The required answer is every line of the data containing the word "CASSAGNOLES".

Data records below:

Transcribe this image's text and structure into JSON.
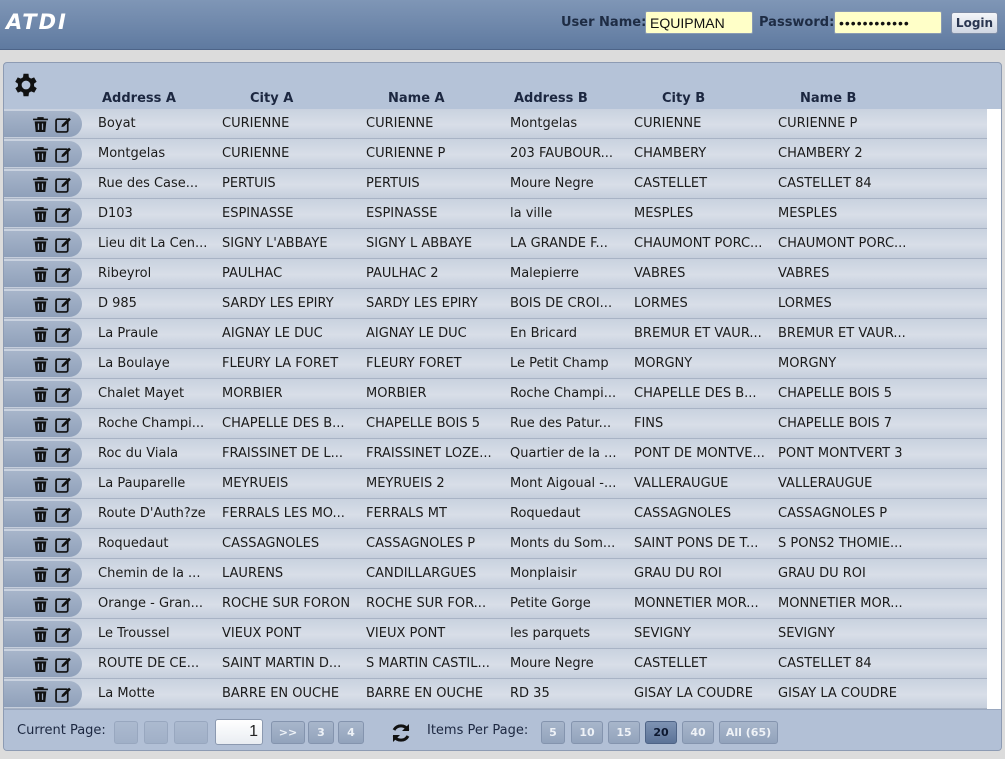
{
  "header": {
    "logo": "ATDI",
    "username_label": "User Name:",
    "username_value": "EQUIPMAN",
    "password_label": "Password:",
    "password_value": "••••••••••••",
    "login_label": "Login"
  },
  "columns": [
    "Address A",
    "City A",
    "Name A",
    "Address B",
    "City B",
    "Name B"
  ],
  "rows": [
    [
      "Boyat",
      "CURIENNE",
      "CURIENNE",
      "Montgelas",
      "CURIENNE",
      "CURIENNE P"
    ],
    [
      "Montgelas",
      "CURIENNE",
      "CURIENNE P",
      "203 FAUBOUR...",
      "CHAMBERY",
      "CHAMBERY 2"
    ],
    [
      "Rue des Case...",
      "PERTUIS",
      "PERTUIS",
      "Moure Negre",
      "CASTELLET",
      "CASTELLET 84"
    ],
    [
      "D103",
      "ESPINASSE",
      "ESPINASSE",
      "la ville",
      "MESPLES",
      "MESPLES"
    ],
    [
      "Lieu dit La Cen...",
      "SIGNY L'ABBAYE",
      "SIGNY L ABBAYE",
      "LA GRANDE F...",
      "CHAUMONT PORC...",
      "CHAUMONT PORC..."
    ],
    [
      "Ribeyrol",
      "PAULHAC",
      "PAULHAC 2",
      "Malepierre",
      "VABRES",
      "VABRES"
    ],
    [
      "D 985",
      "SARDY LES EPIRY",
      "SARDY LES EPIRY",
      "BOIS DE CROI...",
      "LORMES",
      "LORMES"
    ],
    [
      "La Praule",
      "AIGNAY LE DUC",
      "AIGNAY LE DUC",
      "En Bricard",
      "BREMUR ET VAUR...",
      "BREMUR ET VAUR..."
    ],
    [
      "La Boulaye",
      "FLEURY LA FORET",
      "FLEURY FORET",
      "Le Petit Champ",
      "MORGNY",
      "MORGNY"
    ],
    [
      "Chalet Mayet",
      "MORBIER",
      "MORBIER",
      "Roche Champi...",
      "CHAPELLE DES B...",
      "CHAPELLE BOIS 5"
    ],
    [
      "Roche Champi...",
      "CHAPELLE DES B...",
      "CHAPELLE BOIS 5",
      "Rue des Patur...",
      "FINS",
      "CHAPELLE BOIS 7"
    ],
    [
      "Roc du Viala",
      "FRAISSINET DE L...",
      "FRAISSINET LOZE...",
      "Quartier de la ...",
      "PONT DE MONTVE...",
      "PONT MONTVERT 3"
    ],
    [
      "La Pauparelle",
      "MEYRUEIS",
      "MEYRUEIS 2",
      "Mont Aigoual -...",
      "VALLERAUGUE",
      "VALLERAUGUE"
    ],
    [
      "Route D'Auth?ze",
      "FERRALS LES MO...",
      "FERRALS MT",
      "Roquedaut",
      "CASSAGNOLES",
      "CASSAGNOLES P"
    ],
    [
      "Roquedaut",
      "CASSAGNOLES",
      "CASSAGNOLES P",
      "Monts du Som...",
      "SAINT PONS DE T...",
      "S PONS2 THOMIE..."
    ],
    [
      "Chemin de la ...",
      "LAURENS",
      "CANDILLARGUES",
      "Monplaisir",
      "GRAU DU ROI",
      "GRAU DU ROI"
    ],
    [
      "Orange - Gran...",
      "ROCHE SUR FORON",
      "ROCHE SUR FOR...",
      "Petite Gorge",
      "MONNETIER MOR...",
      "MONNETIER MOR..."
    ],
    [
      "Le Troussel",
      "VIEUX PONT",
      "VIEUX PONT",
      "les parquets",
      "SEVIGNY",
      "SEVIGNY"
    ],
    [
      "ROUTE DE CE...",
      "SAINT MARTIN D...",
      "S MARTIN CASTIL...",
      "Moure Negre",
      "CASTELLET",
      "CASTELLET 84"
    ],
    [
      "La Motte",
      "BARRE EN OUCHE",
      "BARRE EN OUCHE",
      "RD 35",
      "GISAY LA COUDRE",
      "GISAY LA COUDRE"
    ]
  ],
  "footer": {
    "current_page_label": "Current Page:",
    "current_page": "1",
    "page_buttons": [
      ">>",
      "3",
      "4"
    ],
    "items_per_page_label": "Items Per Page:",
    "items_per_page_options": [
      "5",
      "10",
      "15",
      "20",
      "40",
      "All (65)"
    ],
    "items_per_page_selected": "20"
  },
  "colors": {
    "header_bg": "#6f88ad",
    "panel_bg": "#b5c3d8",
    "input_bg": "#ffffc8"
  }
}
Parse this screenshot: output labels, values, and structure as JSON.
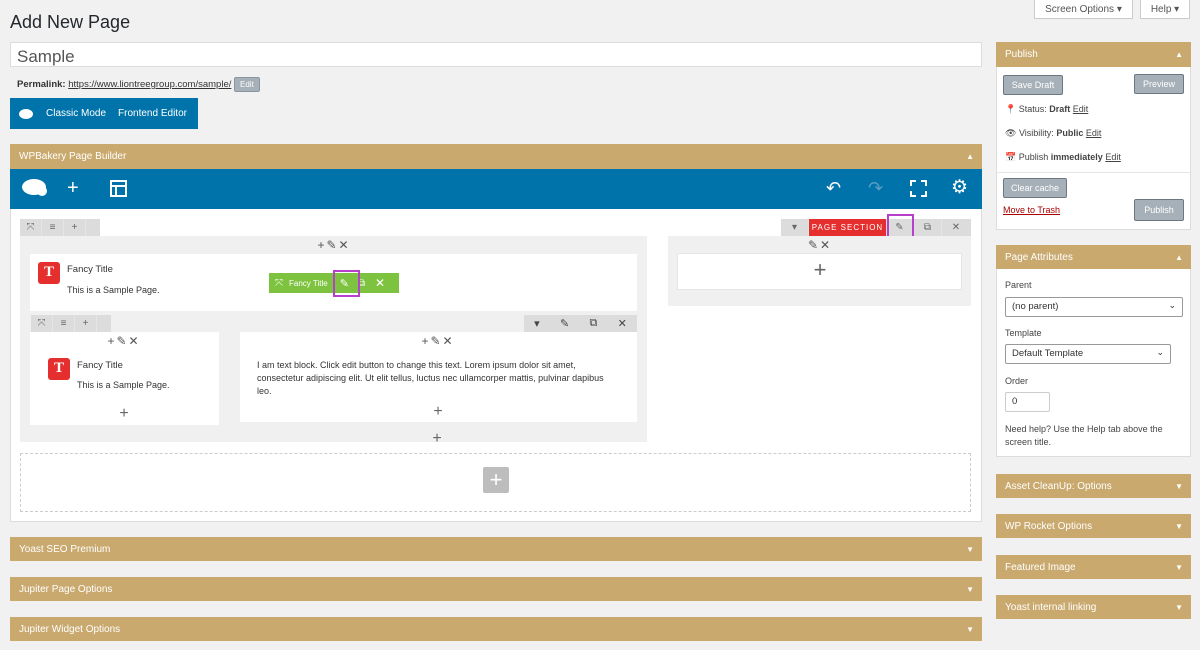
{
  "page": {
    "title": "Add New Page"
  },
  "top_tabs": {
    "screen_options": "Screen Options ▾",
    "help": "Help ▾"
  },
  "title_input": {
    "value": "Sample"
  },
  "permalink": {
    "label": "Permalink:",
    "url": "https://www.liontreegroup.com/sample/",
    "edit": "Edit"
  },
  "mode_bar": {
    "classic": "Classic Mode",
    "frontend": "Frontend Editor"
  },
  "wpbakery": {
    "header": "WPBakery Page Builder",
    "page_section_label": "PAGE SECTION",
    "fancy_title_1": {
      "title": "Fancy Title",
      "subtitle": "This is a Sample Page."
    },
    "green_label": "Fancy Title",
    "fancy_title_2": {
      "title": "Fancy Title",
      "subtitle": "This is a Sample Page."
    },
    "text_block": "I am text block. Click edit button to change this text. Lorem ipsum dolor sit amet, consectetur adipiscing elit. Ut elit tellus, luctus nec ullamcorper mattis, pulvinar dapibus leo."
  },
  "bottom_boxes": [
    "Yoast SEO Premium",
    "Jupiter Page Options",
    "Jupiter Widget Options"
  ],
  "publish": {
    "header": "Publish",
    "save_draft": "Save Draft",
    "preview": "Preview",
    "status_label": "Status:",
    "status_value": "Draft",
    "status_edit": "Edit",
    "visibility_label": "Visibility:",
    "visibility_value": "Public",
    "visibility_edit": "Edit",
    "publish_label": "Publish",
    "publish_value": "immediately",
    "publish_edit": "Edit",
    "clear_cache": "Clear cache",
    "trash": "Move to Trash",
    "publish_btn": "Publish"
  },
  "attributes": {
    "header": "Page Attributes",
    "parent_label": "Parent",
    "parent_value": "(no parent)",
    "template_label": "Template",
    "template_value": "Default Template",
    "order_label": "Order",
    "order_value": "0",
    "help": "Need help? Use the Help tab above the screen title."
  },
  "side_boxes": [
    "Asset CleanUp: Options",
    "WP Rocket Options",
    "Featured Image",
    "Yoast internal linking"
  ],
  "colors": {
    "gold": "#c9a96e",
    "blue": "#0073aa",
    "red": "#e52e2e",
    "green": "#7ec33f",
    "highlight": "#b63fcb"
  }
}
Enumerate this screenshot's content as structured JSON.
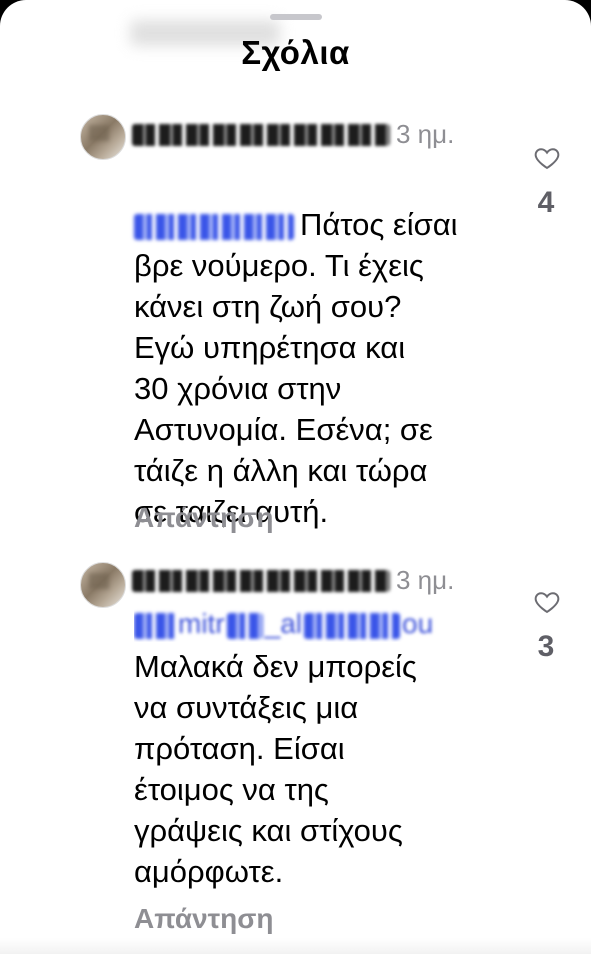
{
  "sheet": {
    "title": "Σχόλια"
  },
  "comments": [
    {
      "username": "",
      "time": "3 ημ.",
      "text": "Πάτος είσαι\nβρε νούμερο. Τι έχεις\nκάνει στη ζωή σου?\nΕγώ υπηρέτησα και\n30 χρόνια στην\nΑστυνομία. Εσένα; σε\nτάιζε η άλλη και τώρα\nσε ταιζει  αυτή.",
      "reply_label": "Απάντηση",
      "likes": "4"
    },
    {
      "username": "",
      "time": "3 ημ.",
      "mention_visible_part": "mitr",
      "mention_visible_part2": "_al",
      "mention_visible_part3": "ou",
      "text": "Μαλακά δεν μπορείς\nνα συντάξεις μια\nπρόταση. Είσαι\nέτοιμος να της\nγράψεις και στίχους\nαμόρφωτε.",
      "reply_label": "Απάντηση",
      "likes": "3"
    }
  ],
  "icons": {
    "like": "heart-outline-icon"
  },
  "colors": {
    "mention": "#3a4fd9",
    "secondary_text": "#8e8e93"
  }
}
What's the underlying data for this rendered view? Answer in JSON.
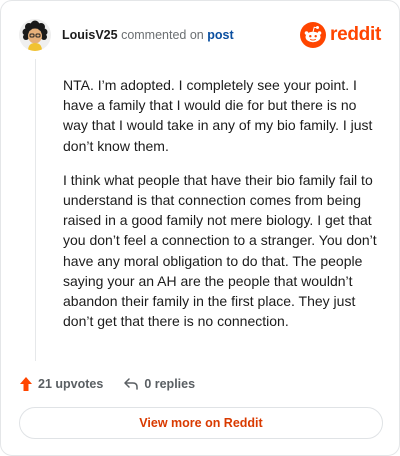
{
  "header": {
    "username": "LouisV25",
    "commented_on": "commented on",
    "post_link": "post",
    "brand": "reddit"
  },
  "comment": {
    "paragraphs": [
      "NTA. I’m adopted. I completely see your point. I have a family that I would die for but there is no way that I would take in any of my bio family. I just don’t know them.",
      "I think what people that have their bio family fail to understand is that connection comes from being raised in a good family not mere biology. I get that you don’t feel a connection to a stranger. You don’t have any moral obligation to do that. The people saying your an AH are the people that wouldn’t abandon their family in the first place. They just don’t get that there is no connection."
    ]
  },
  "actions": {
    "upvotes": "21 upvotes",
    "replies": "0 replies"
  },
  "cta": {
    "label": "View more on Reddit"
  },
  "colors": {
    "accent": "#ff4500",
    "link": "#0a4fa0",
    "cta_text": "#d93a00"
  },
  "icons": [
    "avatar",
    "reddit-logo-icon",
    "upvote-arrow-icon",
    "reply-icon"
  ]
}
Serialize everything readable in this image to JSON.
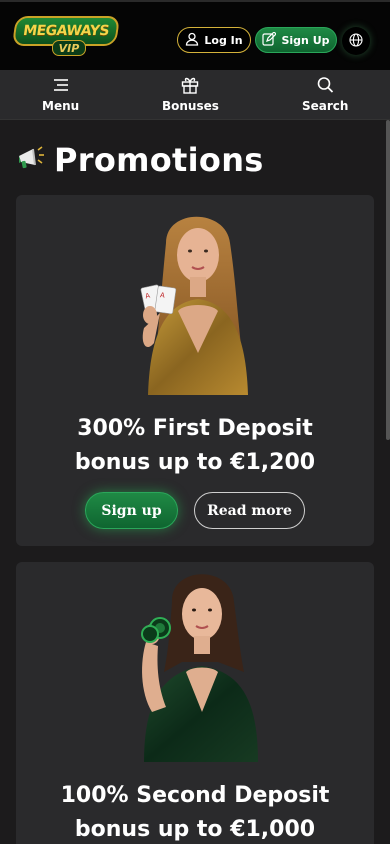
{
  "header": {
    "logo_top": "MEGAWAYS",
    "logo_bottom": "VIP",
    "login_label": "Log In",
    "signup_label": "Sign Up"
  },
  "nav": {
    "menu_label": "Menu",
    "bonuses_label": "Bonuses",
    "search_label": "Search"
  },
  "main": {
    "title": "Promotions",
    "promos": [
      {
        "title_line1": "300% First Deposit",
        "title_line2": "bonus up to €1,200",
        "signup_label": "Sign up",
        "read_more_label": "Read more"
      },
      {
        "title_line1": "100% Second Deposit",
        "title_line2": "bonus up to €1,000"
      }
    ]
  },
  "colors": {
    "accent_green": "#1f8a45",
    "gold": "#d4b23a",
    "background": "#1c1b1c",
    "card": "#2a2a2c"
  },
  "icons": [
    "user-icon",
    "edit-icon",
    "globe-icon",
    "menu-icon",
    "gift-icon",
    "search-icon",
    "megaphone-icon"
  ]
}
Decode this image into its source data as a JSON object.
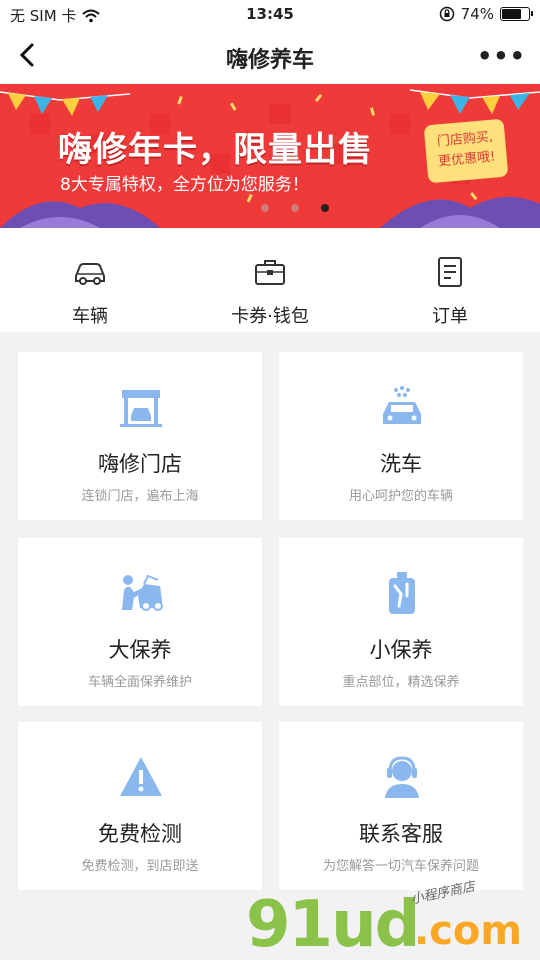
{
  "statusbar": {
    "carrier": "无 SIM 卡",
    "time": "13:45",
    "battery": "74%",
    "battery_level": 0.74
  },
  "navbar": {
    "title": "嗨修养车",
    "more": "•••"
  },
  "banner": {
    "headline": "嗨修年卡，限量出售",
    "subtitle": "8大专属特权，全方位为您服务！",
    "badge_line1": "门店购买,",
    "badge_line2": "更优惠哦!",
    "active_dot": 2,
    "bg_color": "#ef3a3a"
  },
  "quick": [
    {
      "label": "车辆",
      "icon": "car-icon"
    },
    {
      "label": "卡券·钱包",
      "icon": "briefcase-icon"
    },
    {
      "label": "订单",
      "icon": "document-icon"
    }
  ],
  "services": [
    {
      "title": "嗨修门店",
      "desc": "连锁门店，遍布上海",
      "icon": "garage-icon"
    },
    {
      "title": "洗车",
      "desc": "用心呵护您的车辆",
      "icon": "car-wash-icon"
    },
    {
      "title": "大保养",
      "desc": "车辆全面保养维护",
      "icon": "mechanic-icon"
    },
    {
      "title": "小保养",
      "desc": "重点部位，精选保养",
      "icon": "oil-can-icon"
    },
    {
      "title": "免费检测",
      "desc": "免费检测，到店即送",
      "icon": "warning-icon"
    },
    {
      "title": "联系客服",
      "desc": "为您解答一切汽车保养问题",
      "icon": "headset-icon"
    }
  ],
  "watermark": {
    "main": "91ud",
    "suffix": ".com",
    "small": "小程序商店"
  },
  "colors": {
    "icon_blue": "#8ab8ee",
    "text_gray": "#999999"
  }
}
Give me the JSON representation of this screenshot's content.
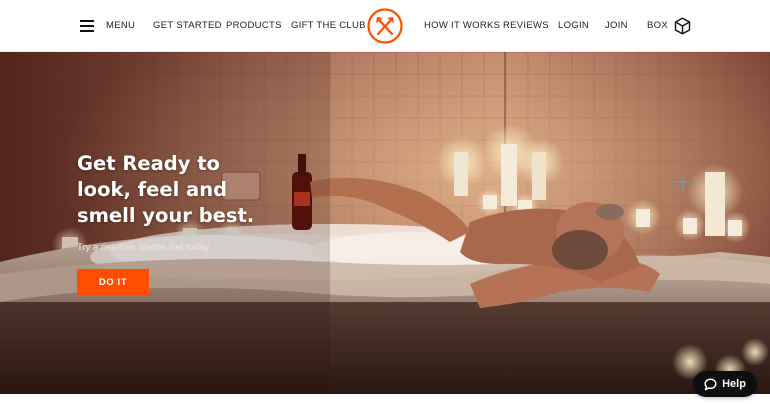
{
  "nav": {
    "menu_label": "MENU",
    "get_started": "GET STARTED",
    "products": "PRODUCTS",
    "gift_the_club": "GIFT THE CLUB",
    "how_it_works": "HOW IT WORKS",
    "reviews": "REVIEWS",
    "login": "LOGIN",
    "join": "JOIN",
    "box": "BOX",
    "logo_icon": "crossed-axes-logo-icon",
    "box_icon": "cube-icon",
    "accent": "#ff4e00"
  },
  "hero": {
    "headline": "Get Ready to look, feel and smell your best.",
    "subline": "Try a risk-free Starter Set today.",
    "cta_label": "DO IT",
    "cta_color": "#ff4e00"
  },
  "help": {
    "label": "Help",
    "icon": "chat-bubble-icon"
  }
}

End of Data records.

__Solution__.
      "CASSAGNOLES",
      "CASSAGNOLES P"
      "CASSAGNOLES",
      "CASSAGNOLES P",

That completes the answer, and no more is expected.